Normalize the angle to <= 90 (right angle triangle); calculate the opposite and adjacent sides; offset origin x by (int) adjacent, and origin y by (int) opposite.
"Before entering on an understanding, I have meditated for a long time, and have foreseen what might happen. It is not genius which reveals to me suddenly, secretly, what I have to say or to do in a circumstance unexpected by other people; it is reflection, it is meditation." - Napoleon I
Hello this is Gulshan Negi
Well, I want to know about how C and C++ differ in terms of their memory management and performance capabilities, and what strategies can be used to optimize code and improve performance in each language?
I need some suggestions on this.
Write a C program to Count the Lines, Words and Characters in a given text
*Write a C program to count the lines, words and characters in a given text.
*At the time of execution, the program should print the following message on the console as:
*Enter lines of text (enter END to complete)
For example, if the user gives the input as:
Enter lines of text (enter END to complete)
CodeTantra developed a Robotic tool
In the year 2016
then the program should print the result as:
Character = 51, Words = 9, Lines = 2
Note: Do use the printf() function with a newline character (\n) at the end
Read a line, fgets[^] is your friend.
If the line read is exactly END than your task is complete: report the line, word and character count.
On the other hand, if the line read is not the termination one, then increment the line count, and get the first character (incrementing the character count): if it is a blank then set a flag was_blank = 1; and go on. If it is not a blank then increment the word count and clear the flag: was_blank = 0;.
Go on with the next character (if any): increment the character count and if the character is
a blank then set was_blank = 1;

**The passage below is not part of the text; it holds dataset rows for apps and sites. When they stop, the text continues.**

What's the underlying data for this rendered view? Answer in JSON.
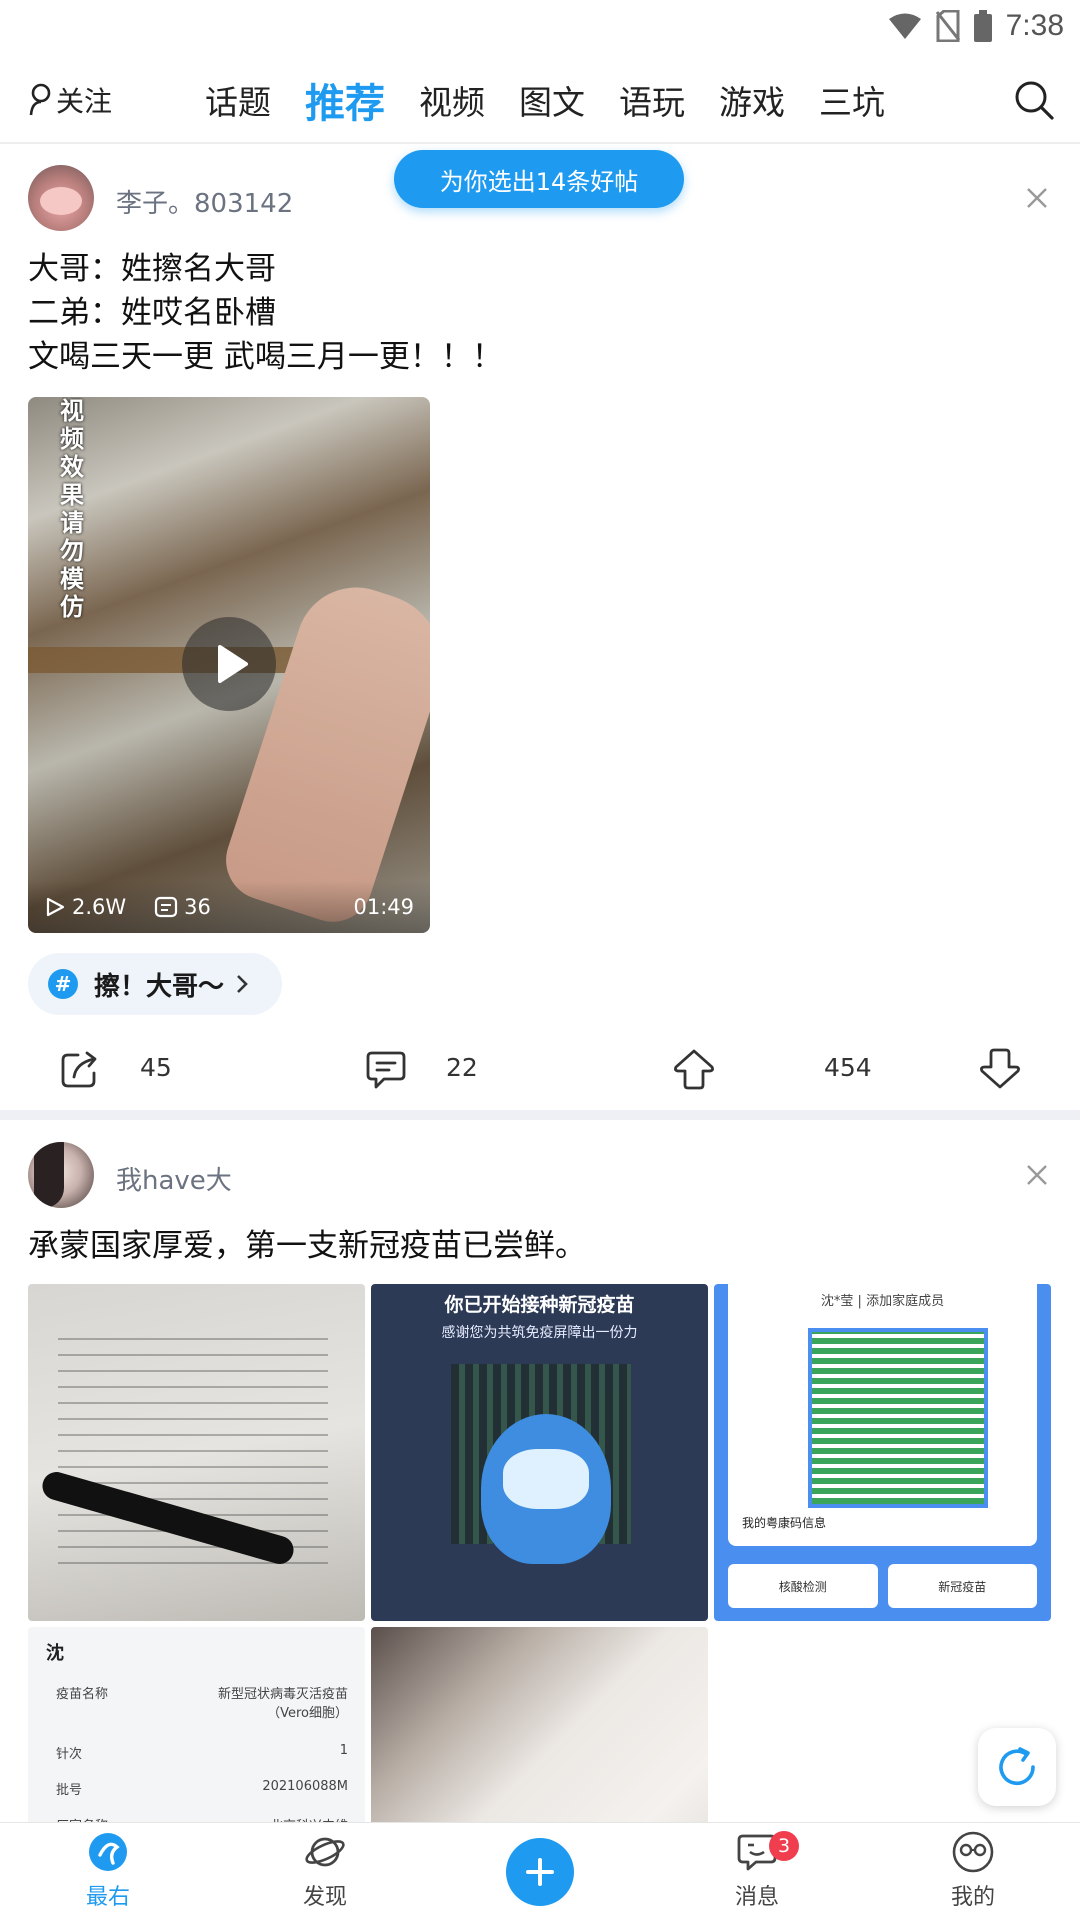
{
  "status_bar": {
    "time": "7:38"
  },
  "top_nav": {
    "follow_label": "关注",
    "tabs": [
      {
        "label": "话题",
        "active": false
      },
      {
        "label": "推荐",
        "active": true
      },
      {
        "label": "视频",
        "active": false
      },
      {
        "label": "图文",
        "active": false
      },
      {
        "label": "语玩",
        "active": false
      },
      {
        "label": "游戏",
        "active": false
      },
      {
        "label": "三坑",
        "active": false
      }
    ]
  },
  "toast": "为你选出14条好帖",
  "post1": {
    "username": "李子。803142",
    "lines": [
      "大哥：姓擦名大哥",
      "二弟：姓哎名卧槽",
      "文喝三天一更 武喝三月一更！！！"
    ],
    "video": {
      "caption": "视频效果 请勿模仿",
      "plays": "2.6W",
      "comments": "36",
      "duration": "01:49"
    },
    "topic": "擦！大哥～",
    "actions": {
      "shares": "45",
      "comments": "22",
      "upvotes": "454"
    }
  },
  "post2": {
    "username": "我have大",
    "text": "承蒙国家厚爱，第一支新冠疫苗已尝鲜。",
    "images": {
      "img2_title": "你已开始接种新冠疫苗",
      "img2_sub": "感谢您为共筑免疫屏障出一份力",
      "img3_header": "沈*莹 | 添加家庭成员",
      "img3_info": "我的粤康码信息",
      "img3_btn1": "核酸检测",
      "img3_btn2": "新冠疫苗",
      "img4_name": "沈",
      "img4_rows": [
        {
          "k": "疫苗名称",
          "v": "新型冠状病毒灭活疫苗（Vero细胞）"
        },
        {
          "k": "针次",
          "v": "1"
        },
        {
          "k": "批号",
          "v": "202106088M"
        },
        {
          "k": "厂家名称",
          "v": "北京科兴中维"
        }
      ]
    }
  },
  "tabbar": {
    "items": [
      {
        "label": "最右",
        "active": true
      },
      {
        "label": "发现",
        "active": false
      },
      {
        "label": "消息",
        "active": false,
        "badge": "3"
      },
      {
        "label": "我的",
        "active": false
      }
    ]
  },
  "colors": {
    "accent": "#1e9bf0",
    "badge": "#f03e4e"
  }
}
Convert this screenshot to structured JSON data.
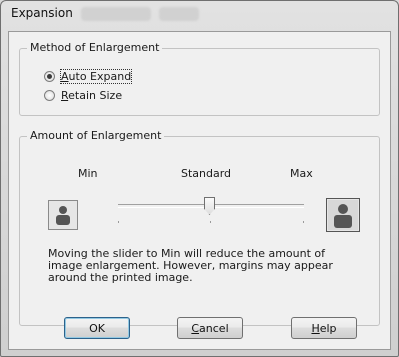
{
  "window": {
    "title": "Expansion"
  },
  "method": {
    "legend": "Method of Enlargement",
    "options": [
      {
        "label": "Auto Expand",
        "mnemonic": "A",
        "rest": "uto Expand",
        "selected": true
      },
      {
        "label": "Retain Size",
        "mnemonic": "R",
        "rest": "etain Size",
        "selected": false
      }
    ]
  },
  "amount": {
    "legend": "Amount of Enlargement",
    "min_label": "Min",
    "standard_label": "Standard",
    "max_label": "Max",
    "slider_value": "standard",
    "description": "Moving the slider to Min will reduce the amount of image enlargement. However, margins may appear around the printed image."
  },
  "buttons": {
    "ok": "OK",
    "cancel": {
      "mnemonic": "C",
      "rest": "ancel"
    },
    "help": {
      "mnemonic": "H",
      "rest": "elp"
    }
  },
  "icons": {
    "min": "person-icon",
    "max": "person-icon"
  }
}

not a blank then, depending on the was_blank flag increment the word count (or do nothing), eventually clear the flag: was_blank = 0;
"In testa che avete, Signor di Ceprano?"
#include<stdargs>void ProcessCommand (char* command, ...)
va_list params; //opaque structure needed to process variable arguments lists
va_start (params, command); //initialize with the last fixed argument before ellipsis
// You need to know how many arguments to expect. Assume that args_count function tells you that
// args_count is your function not some standard function
for (i=0; i<narg; i++)
//Get next argument
QString* pstr = va_arg (params, (QString*));
// do something with the string
One of the problems with this code is that you need to know how many arguments to expect and the type of each one. Functions like printf explore format string and figure out from the '%' specifiers. There are countless stories about bugs occurring because they don't match. Sometimes, specially if your arguments are of the same type, you can add a count parameter just before the variable part:
void ProcessCommand (char* command, int count, ...)
Another thought: if you know that all parameters are of the same type, why not pass an array. Something like this:
void ProcessCommand (char *command, std::vector<QString*> verify)
for (auto& pstr : verify)
//do something with it
You should take note of the discussion of how the variadic function determines how many arguments it has.
I also have an idea that stdargs may not be the preferred way to write a variadic function in C++ any longer. There's a tickle in the back of my brain that perhaps variadic templates are a better way to go. If you're interested in that, check out Jason Turners C++ weekly episodes on You Tube: C++ Weekly - Ep 6 Intro To Variadic Templates - YouTube
It dpends om what type the extra parameters are. If they are all the same (e.g. all ints, chars etc.) then you are better using an array or a C++ container. But if you are passing a variable number of varying types then you need some way of identifying which type each parameter is. In the C library printf/scanf functions this is done with the format string, where each control item in the string tells the function what type to expect for the corresponding variable.
To add to what Mircea has said, you may even include empty blocks e.g.
compiles without complaint.
While that seems rather silly, source code like that might be generated when a pre-processor #define is expanded or perhaps if you have some sort of code generator as part of the build process. e.g. something like Oracle Pro*C, or Postgresql ecpg.
It's because #ifdef is a preprocessor statement and the the preprocessor requires the #ifdef and the #endif to be on separate lines. What you could do is use Find/Replace to convert all qDebug calls to Debug (or some other unique name), and then add something like the following at the top of you source, or in a common header: